In Maryland, Angela Alsobrooks, who leads the state’s second-largest county, ran against Total Wine owner and Congressman David Trone for the Democratic nomination in the United States Senate race. 

Trone, who has a large personal net worth, massively outspent Alsobrooks, spending $51 million compared to Alsobooks’ $5.9 million. 

Money doesn’t always translate into a victory, however. Alsobrooks won the nomination contest by more than 10 points. 

While there are some similarities between Maryland’s Senate race and VA-07, Trone, a very wealthy individual, was painted as out of touch with the common Maryland voter experiences and failed to bring in the Democratic faithful to support his campaign.

Vindman’s background is more grounded than Trone’s.

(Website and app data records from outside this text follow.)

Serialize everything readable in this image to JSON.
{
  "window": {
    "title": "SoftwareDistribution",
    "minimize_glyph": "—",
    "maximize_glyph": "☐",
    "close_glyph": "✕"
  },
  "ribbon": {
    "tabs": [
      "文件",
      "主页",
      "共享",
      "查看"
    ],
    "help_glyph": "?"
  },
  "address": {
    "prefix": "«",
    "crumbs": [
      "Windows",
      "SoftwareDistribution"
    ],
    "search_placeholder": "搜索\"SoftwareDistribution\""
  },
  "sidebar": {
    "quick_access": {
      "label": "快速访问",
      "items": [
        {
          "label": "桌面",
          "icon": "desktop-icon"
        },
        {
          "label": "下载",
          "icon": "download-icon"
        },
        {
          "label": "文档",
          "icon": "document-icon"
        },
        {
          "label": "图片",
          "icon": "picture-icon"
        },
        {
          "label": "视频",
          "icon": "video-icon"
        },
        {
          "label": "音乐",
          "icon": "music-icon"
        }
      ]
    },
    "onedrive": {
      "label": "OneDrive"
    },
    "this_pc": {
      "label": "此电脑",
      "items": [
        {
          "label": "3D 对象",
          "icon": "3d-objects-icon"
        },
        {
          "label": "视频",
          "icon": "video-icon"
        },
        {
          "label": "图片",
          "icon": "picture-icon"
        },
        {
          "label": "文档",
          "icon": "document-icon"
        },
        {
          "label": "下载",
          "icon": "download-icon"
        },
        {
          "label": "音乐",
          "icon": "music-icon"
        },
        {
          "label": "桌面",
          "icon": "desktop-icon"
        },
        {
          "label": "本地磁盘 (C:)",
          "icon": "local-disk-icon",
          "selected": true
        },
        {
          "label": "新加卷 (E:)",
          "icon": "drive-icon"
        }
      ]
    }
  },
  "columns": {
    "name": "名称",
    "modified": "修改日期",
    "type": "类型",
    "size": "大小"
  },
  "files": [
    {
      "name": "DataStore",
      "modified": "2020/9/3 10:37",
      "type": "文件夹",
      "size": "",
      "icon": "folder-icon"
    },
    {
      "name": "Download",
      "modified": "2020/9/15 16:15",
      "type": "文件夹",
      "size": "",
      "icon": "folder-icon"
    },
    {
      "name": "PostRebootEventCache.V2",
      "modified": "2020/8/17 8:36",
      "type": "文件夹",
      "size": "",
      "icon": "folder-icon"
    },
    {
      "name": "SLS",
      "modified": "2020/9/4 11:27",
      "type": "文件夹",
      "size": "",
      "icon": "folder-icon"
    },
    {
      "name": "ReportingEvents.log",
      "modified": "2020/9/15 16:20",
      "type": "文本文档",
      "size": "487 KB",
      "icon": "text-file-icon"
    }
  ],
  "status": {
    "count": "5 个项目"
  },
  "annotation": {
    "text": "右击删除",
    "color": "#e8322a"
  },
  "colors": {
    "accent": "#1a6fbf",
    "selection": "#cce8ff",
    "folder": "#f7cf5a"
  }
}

He served in the Army for 25 years, eventually earning a law degree and working his way up to the National Security Council. While he was on the NSC, his twin brother, Alexander, also on the NSC, listened to Trump’s phone call with Ukraine’s president when he attempted to extort information about Joe Biden. Alexander and Eugene reported the call together, which resulted in Trump’s second impeachment hearing. 

After Trump was acquitted, he fired the Vindmans. 

This is a cause that Democrats could rally behind, especially in Virginia, where Trump lost in 2016 and 2020. 

But in order to rally the general election voters in November, Vindman must first secure the Democratic nomination. 

“In a primary campaign, you are not trying to win over low-interest general election voters,” said Richard Meagher, a political science professor at Randolph Macon College. “Primary voters are more likely to be plugged into the party, even if they are not active members. Money is important, but it’s easier to translate it into media buys, which helps more with name recognition than the ground organization you need to turn out primary voters.”  

Meagher says the Maryland Senate primary race proved this true and that it might be even more applicable to a House race. 

“This seems to have proven true in the Maryland Senate primary, but this kind of dynamic should be even more applicable to a House race, which is more concentrated than a statewide. A well-known local official can have networks of supporters that turn into votes more easily than a media blitz.”

Vindman has tried to prove his grassroots support despite a large portion of his donations coming from outside the district. 

In April, his campaign released a map showing the donations he received from within Virginia, a tactic that Republicans criticized. 

Graphic released by the Vindman campaign showing his donation locations.

“Authentic ground game campaigns don’t get this defensive about their ground game,” National Republican Congressional Committee spokesperson Delanie Bomar said at the time. 

Meagher emphasized that personal connections mean a lot in these nomination contests. 

“He’s raised lots of money from outside donors, but does anyone in the district actually know him like they know state electeds like Guzman or Sewell, or local electeds like Franklin or Bailey,” he continued. “Vindman’s supporters argue he has the profile to win over general election voters, but that kind of argument doesn’t always work with primary voters, who tend to vote for the people they know.”

Primary day is June 18. Early voting has already started. 

By vascope